The Adventures of Huckleberry Finn criticized two main points of ante-bellum southern life: slavery and ignorance. Slavery was an institution of southern life, and it prompted the white people to think that they were better than blacks, whom they considered to be stupid and criminal. If there was a crime that could be pinned on a black man, it was done. For example, people at first thought the Huck's father killed him, but when they discovered that Jim was missing, they immediately blamed him for Huck's death. In addition to relegating blacks to second-class status, slavery also broke apart their families. The slave family that the Wilks' owned was broken up and sold off by the king and duke while Jim was also separated from his family. Twain showed the inhumanity of slavery through the breaking up of families as well as through blacks being used as scapegoats. The book also attacked the ignorance of white people regarding black people.

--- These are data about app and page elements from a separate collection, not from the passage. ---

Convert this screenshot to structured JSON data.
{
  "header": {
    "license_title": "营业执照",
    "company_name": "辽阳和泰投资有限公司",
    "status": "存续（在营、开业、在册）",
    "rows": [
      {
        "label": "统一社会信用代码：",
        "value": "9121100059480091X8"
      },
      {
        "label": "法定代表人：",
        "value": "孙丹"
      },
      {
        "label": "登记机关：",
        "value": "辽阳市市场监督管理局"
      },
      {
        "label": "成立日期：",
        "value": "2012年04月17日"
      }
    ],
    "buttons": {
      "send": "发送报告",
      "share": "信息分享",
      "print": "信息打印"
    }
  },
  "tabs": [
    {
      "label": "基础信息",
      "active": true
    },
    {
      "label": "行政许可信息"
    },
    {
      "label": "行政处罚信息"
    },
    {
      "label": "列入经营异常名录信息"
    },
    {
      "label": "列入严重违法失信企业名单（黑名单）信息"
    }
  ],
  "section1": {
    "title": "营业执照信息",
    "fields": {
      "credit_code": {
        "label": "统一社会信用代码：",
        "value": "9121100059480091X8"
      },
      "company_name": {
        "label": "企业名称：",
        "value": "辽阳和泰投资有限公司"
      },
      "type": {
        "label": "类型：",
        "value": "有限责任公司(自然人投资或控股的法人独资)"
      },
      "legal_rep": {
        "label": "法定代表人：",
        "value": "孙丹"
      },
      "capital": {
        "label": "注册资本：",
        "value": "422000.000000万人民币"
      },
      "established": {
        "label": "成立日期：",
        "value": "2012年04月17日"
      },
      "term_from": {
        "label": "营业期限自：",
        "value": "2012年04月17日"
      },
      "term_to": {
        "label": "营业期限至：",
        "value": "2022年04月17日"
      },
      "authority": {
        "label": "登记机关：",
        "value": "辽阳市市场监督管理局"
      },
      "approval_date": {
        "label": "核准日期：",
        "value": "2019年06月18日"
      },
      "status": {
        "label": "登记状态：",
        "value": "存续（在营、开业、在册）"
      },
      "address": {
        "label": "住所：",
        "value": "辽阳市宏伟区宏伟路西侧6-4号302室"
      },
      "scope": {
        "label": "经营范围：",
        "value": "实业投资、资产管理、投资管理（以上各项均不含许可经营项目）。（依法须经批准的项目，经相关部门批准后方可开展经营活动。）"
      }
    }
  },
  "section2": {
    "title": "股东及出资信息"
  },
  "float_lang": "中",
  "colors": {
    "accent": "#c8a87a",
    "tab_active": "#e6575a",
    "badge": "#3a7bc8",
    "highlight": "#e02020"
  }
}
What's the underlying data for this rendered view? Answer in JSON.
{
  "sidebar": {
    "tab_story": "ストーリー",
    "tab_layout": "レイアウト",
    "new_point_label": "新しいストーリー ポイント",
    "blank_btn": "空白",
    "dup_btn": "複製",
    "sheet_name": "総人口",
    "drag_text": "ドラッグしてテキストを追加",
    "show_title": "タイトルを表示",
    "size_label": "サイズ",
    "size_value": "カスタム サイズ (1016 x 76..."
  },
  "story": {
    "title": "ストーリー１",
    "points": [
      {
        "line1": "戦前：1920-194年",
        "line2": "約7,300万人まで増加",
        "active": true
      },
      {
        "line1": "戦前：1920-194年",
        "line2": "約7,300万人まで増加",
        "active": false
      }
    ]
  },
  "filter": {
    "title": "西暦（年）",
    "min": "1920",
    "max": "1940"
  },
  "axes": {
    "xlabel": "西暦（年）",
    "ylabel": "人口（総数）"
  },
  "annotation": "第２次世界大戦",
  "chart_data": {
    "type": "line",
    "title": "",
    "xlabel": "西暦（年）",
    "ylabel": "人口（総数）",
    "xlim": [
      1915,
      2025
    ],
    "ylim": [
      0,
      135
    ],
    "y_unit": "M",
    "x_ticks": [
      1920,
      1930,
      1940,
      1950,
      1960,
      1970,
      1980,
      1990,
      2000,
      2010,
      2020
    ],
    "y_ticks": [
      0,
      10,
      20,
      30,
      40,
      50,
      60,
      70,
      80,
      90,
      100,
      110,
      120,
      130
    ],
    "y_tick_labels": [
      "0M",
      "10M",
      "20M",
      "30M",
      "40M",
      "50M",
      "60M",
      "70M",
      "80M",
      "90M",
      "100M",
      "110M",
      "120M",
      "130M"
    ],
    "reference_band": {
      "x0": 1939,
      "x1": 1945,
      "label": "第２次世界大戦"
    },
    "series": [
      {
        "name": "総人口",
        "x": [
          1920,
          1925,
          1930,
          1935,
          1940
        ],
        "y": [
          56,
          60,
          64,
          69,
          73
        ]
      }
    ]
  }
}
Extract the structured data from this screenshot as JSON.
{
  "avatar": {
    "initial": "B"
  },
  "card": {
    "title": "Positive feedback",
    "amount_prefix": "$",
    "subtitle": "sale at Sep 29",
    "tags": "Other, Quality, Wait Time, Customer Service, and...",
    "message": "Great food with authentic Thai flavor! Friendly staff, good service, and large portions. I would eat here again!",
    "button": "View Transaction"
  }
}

Whites thought of blacks as being mentally inferior to them, unable to think like them, and therefore were little above animals in the social order. Twain shows that blacks were just like whites through Jim. Jim wanted to see his family, which Huck thought was very much like a white man. Jim's notion of friendship also strikes Huck as very white-like. Twain is criticizing white people for thinking that they are better than black people, when in fact, the only difference between the two is their skin color.